Ogden business owner David Edgell says America is a nation of immigrants, which “makes us rich in thought and culture,” but undocumented immigrants have “become our financial burden,” and he’s wary of those “who would bring us poison, violence and crime.”
Although he doesn’t support a particular political party or candidate, Edgell said in a statement to the Standard-Examiner that he believes in limited and checked government. But he says one of the government’s fundamental responsibilities is to “maintain defined, controlled and secure borders.”
Edgell said Trump’s immigration stance is a welcome contrast to that of Obama.
“We need to control every inch of our southern and northern borders,” Edgell said. “We need to control our ports and our airports.
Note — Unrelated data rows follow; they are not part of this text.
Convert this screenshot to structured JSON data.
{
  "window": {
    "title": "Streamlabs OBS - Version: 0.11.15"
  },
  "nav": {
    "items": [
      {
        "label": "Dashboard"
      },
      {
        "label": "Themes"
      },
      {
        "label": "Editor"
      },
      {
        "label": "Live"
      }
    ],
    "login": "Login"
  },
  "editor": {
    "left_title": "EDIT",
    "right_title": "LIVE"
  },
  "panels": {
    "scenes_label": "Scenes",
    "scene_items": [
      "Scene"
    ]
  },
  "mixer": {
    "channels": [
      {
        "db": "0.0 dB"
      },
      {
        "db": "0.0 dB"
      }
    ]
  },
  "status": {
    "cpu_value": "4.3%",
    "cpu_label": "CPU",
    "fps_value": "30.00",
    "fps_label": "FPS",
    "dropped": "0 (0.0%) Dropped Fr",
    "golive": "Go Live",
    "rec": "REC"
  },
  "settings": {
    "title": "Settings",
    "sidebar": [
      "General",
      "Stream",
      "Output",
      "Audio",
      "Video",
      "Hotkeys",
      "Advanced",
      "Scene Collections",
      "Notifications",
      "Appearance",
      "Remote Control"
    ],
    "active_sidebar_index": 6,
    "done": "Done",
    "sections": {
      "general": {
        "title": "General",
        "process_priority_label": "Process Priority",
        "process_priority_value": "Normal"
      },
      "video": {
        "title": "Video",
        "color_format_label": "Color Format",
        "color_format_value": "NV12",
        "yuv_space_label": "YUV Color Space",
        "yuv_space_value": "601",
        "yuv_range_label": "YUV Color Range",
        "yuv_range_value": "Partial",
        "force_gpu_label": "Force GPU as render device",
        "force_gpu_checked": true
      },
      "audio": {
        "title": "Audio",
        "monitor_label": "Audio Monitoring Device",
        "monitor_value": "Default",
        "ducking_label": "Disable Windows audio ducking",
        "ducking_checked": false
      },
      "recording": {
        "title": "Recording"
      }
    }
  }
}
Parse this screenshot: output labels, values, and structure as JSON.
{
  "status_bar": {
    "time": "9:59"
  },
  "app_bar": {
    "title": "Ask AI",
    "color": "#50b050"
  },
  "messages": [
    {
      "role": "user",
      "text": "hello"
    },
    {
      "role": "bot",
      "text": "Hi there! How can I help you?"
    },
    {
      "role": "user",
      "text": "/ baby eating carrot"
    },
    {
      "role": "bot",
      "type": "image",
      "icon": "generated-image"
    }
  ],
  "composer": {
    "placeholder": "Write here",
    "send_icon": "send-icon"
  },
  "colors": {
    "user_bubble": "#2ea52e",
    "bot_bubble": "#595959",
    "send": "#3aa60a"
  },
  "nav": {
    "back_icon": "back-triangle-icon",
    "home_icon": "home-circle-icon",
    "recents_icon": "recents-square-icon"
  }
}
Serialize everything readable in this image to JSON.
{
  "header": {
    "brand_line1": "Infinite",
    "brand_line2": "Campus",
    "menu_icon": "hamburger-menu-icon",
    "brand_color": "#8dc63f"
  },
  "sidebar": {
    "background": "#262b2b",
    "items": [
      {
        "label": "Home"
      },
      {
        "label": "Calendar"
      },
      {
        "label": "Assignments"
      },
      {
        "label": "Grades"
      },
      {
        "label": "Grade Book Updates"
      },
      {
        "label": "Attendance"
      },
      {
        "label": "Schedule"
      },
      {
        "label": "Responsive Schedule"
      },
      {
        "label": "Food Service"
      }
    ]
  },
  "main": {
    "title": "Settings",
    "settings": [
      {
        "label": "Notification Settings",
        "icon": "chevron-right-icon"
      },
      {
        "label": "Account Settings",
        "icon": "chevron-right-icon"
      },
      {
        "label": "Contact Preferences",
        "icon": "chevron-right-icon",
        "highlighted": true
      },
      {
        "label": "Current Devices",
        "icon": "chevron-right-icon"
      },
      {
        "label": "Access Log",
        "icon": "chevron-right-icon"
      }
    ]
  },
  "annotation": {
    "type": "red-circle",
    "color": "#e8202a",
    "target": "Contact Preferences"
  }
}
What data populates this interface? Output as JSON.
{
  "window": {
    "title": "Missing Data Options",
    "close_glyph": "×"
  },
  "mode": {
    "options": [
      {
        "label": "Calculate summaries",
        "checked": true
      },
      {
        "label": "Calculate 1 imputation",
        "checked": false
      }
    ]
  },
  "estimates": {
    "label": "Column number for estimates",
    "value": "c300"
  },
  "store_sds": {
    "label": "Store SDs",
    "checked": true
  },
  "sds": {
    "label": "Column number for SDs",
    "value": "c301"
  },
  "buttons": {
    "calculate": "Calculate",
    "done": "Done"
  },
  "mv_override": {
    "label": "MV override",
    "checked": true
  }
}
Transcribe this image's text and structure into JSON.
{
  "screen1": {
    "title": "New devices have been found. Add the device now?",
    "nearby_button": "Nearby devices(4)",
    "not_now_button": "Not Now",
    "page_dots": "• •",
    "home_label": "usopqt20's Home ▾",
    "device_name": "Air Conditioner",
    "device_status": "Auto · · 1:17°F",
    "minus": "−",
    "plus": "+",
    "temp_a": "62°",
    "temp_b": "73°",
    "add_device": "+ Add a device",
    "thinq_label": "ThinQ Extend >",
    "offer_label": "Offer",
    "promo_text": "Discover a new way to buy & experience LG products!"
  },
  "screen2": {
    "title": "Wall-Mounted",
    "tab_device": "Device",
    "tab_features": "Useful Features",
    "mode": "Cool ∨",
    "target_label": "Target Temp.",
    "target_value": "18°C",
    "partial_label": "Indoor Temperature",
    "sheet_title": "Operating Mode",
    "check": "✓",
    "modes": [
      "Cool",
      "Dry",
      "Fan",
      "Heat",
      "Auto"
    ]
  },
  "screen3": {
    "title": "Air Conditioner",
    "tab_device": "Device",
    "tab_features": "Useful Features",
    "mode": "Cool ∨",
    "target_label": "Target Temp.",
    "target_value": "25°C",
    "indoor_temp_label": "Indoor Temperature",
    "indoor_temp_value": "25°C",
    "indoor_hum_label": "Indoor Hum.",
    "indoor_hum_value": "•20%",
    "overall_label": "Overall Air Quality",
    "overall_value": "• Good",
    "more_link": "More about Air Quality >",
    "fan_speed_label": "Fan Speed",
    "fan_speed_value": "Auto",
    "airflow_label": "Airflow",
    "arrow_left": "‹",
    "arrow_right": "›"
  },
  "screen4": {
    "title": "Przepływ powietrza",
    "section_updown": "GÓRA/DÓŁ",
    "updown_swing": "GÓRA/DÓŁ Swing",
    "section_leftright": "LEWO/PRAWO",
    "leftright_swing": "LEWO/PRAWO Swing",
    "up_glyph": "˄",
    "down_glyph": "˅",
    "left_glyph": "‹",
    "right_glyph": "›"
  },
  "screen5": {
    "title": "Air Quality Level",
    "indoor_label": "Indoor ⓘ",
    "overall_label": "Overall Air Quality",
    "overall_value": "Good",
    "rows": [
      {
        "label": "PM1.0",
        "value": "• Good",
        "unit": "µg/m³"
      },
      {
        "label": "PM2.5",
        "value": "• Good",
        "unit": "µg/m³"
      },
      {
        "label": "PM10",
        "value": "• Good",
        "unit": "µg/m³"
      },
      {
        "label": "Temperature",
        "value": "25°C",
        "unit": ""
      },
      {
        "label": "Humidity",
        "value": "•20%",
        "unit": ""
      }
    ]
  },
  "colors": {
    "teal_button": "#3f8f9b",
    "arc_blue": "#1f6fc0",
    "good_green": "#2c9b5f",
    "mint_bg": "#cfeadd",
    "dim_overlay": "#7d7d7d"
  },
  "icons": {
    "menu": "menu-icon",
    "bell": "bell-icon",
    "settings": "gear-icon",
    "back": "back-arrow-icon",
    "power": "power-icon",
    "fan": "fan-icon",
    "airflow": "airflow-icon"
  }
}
And after that, we need electronic services made available to business to be able to vet those that may have figured a way around those physical barriers.”
Edgell said implementing Trump’s proposed wall and deportations will be a difficult process but a necessary one.
“Real people and real families will be impacted by anything that is done,” he said. “That will be tragic for some and a relief for others. It will be difficult to sort through.”
Weber County Republican Party chair Lynda Pipkin said she likes Trump’s idea of tightening border security but thinks building a wall across the entire southern border might be too large a project to accomplish.
“I know of a lot of people who really like the idea of a wall,” she said. “But it’s a huge task, and I think people will always find ways to get over it, underneath it or through it.”
Pipkin thinks mass deportations are also somewhat unrealistic but favors eliminating incentives for undocumented immigrants. She cited the ability for undocumented immigrants to receive free emergency medical care as an example.
In his 10-point plan, Trump “promises to turn off the jobs and benefits magnet,” saying many immigrants come to the U.S. illegally to find jobs, but the plan doesn’t offer specifics on how this would be accomplished.
Standard-Examiner reporter Leia Larsen contributed to this report.